With a maximum nameplate rating of 132 megawatts, South Fork Wind was first approved by the Long Island Power Authority in 2017. Partners Ørsted and Eversource began construction in February 2022, and completion was announced Thursday.

“When I broke ground on the South Fork project, I made a promise to build a cleaner, greener future for all New Yorkers,” said New York Gov. Kathy Hochul. With more projects in the pipeline, this is just the beginning of New York’s offshore wind future, and I look forward to continued partnership with the Biden Administration and local leaders to build a clean and resilient energy grid.”

The Hochul administration aims to have 9 gigawatts of offshore wind by 2035 and recently announced two new project awards, Empire Wind I, and Sunrise Wind, for over 1,730 MW.

Like wind industry advocates, the Hochul administration touts New York’s role in “helping stand up the foundations of a new domestic supply chain that’s creating local union jobs across the Northeast and beyond.”

South Fork turbines were staged and assembled by local union workers at the State Pier in New London, Conn., while foundation components were completed by local union workers at Ørsted and Eversource’s fabrication hub at ProvPort, R.I.

South Fork crew transfer vessels and a crew change helicopter are based out of Quonset Point, R.I. In addition to shoreside electrical and support work for local New York contractors, South Fork “features important firsts for the U.S. market, including export cables manufactured at a South Carolina plant, an offshore substation fabricated in Texas, and the first U.S. service operation vessel (SOV) that will soon launch in Louisiana,” according to the Oceantic Network, an industry nonprofit promoting renewable energy.

South Fork Wind is much smaller than the ongoing 800 MW Vineyard Wind under construction to the east.
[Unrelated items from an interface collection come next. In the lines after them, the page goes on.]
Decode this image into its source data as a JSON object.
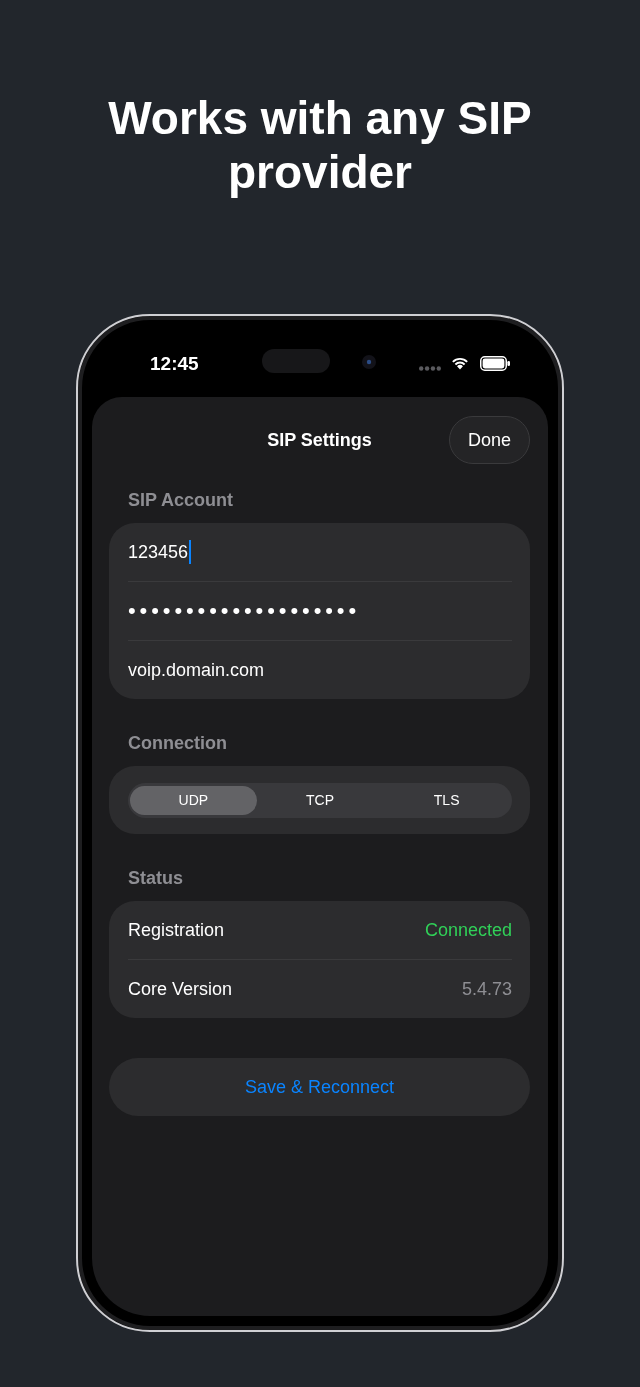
{
  "headline": "Works with any SIP provider",
  "status_bar": {
    "time": "12:45"
  },
  "sheet": {
    "title": "SIP Settings",
    "done_button": "Done",
    "sections": [
      {
        "kind": "fields",
        "header": "SIP Account",
        "fields": [
          {
            "kind": "text",
            "value": "123456",
            "focused": true
          },
          {
            "kind": "password",
            "value": "••••••••••••••••••••",
            "focused": false
          },
          {
            "kind": "text",
            "value": "voip.domain.com",
            "focused": false
          }
        ]
      },
      {
        "kind": "segmented",
        "header": "Connection",
        "options": [
          {
            "label": "UDP",
            "selected": true
          },
          {
            "label": "TCP",
            "selected": false
          },
          {
            "label": "TLS",
            "selected": false
          }
        ]
      },
      {
        "kind": "info",
        "header": "Status",
        "rows": [
          {
            "label": "Registration",
            "value": "Connected",
            "color": "#30d158"
          },
          {
            "label": "Core Version",
            "value": "5.4.73",
            "color": "#8e8e93"
          }
        ]
      }
    ],
    "action_button": "Save & Reconnect"
  }
}
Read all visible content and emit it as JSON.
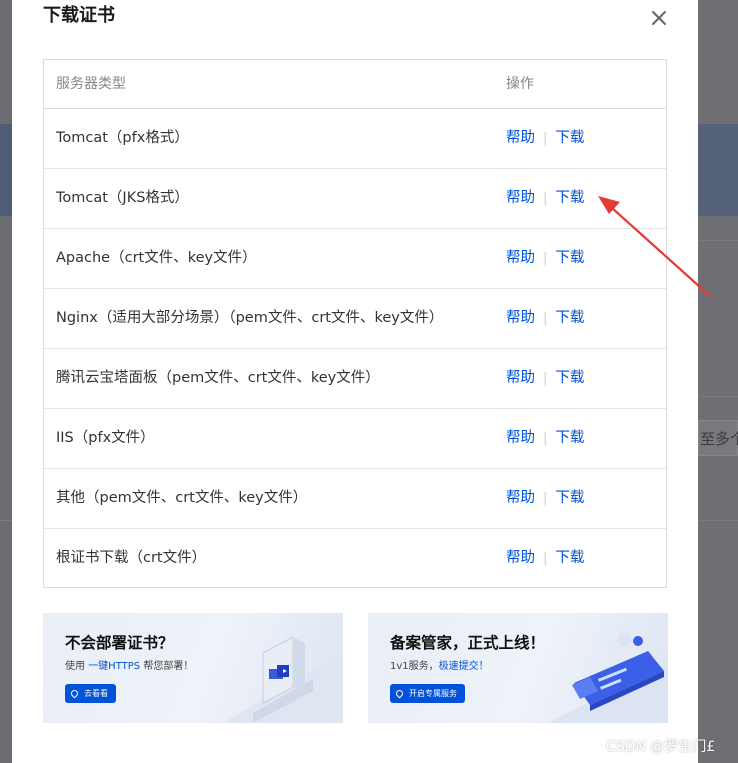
{
  "dialog": {
    "title": "下载证书",
    "close_icon": "close-icon"
  },
  "table": {
    "headers": {
      "type": "服务器类型",
      "action": "操作"
    },
    "rows": [
      {
        "type": "Tomcat（pfx格式）",
        "help": "帮助",
        "download": "下载"
      },
      {
        "type": "Tomcat（JKS格式）",
        "help": "帮助",
        "download": "下载"
      },
      {
        "type": "Apache（crt文件、key文件）",
        "help": "帮助",
        "download": "下载"
      },
      {
        "type": "Nginx（适用大部分场景）（pem文件、crt文件、key文件）",
        "help": "帮助",
        "download": "下载"
      },
      {
        "type": "腾讯云宝塔面板（pem文件、crt文件、key文件）",
        "help": "帮助",
        "download": "下载"
      },
      {
        "type": "IIS（pfx文件）",
        "help": "帮助",
        "download": "下载"
      },
      {
        "type": "其他（pem文件、crt文件、key文件）",
        "help": "帮助",
        "download": "下载"
      },
      {
        "type": "根证书下载（crt文件）",
        "help": "帮助",
        "download": "下载"
      }
    ]
  },
  "banners": [
    {
      "title": "不会部署证书？",
      "sub_prefix": "使用",
      "sub_highlight": "一键HTTPS",
      "sub_suffix": "帮您部署！",
      "button": "去看看"
    },
    {
      "title": "备案管家，正式上线！",
      "sub_prefix": "1v1服务，",
      "sub_highlight": "极速提交！",
      "sub_suffix": "",
      "button": "开启专属服务"
    }
  ],
  "background": {
    "partial_text": "至多个"
  },
  "watermark": "CSDN @罗生门£",
  "colors": {
    "link": "#0052d9",
    "arrow": "#e53935",
    "overlay": "#5a5d63"
  }
}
However, it continues to generate intense controversy, especially in the southern New England fishing industry.

Early on, the Rhode Island Coastal Resources Management Council called “the location of the SFW project on Cox’s Ledge, an area known for its biological diversity, is in our view one of the worst possible locations for this  project.” Biologists with the National Marine Fisheries Service likewise flagged the initial plan for 15 turbines, saying the area is an important habitat for southern New England cod.

The Bureau of Ocean Energy Management and South Fork developers settled on a later plan reducing the number of turbines to 12 and shifting locations to avoid what were thought to be most critical bottom habitat for fish.

The Rhode Island-based group Green Oceans assembled a coalition of fishermen and other coastal residents to file a new federal lawsuit in January challenging BOEM’s wind energy approvals as violating a wide range of federal laws.

“Today’s announcement from Governor Hochul of New York only motivates us to redouble our efforts to protect our oceans and the life they sustain,” said Elizabeth Quattrocki Knight, co-founder and president of Green Oceans. “The government already admits they will have adverse impacts on the health of our fisheries, navigation safety, historic resources, endangered species, and environmental justice populations; yet, not a single academic study of real-world data has ever proven any benefits to climate change.